START DATA LISTING
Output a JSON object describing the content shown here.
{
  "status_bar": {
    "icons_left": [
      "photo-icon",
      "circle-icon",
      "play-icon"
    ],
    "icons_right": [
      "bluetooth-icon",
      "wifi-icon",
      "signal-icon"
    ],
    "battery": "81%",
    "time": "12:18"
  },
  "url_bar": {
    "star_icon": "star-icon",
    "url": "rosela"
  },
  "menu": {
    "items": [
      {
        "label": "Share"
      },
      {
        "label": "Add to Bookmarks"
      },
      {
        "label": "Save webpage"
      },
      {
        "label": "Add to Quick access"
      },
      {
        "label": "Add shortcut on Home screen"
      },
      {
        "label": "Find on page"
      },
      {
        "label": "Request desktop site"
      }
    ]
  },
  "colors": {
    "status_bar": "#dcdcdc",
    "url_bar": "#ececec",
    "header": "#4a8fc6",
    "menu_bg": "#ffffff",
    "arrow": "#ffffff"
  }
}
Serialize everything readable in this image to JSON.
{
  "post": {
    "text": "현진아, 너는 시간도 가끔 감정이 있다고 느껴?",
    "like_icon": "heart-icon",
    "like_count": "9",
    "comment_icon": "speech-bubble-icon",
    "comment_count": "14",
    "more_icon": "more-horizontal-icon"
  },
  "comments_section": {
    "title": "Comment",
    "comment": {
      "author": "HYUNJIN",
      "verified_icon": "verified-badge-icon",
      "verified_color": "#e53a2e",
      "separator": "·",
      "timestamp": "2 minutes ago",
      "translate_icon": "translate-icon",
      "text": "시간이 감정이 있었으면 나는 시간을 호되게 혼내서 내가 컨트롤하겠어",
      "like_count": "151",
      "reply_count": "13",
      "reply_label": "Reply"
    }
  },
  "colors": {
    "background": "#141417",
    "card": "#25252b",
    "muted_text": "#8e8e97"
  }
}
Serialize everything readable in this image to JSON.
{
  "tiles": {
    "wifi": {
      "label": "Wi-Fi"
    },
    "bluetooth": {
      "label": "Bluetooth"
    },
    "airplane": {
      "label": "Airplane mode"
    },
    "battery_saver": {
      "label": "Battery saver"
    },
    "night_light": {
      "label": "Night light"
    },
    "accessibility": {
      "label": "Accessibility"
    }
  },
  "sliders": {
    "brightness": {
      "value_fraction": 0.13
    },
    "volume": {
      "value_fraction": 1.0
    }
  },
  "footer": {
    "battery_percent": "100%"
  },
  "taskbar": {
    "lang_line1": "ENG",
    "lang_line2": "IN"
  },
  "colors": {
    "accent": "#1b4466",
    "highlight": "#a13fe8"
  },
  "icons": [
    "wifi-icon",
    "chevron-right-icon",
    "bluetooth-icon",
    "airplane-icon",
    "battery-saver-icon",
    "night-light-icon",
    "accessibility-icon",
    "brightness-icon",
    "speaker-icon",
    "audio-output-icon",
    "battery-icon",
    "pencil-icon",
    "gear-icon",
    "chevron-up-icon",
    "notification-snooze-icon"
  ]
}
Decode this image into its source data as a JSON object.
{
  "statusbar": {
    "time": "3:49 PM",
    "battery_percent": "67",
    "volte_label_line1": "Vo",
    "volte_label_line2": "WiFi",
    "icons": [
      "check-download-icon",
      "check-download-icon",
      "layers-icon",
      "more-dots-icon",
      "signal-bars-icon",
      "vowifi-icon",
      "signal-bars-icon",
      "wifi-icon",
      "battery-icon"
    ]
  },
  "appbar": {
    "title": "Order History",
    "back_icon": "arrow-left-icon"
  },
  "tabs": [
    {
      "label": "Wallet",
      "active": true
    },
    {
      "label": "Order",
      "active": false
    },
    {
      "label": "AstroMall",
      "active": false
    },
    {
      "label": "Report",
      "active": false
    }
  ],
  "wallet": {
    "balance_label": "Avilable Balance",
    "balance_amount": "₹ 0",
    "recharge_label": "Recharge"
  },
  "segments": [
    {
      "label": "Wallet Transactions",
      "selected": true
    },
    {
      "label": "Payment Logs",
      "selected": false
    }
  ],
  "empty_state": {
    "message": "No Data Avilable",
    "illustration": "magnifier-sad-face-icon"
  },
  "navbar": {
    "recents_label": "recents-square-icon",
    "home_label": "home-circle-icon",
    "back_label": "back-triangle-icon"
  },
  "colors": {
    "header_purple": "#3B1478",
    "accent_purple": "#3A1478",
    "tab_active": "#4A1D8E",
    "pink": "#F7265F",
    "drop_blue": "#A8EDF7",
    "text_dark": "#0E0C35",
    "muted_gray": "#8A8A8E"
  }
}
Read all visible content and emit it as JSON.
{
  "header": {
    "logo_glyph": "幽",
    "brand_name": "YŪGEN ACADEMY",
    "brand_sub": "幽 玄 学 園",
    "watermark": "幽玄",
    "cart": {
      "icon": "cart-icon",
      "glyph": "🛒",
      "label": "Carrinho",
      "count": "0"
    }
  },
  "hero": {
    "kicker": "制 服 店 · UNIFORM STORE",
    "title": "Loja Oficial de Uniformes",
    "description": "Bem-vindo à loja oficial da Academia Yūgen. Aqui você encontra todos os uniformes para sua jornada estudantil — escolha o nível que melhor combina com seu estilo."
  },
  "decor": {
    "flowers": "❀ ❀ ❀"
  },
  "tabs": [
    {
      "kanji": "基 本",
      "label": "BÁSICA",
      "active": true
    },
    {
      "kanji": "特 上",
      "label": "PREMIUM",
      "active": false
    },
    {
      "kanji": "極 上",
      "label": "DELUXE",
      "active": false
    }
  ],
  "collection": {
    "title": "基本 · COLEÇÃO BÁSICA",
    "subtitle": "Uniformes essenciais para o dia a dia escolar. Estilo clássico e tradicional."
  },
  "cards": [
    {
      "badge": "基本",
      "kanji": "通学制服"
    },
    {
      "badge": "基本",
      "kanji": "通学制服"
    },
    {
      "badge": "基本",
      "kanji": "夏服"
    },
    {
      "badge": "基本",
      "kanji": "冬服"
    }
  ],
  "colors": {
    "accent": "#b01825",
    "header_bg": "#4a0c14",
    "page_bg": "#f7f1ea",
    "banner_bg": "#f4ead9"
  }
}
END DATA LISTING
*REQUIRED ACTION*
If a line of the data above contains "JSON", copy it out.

*TASK RESPONSE*
Output a JSON object describing the content shown here.
Serialize everything readable in this image to JSON.
Serialize everything readable in this image to JSON.
Decode this image into its source data as a JSON object.
Read all visible content and emit it as JSON.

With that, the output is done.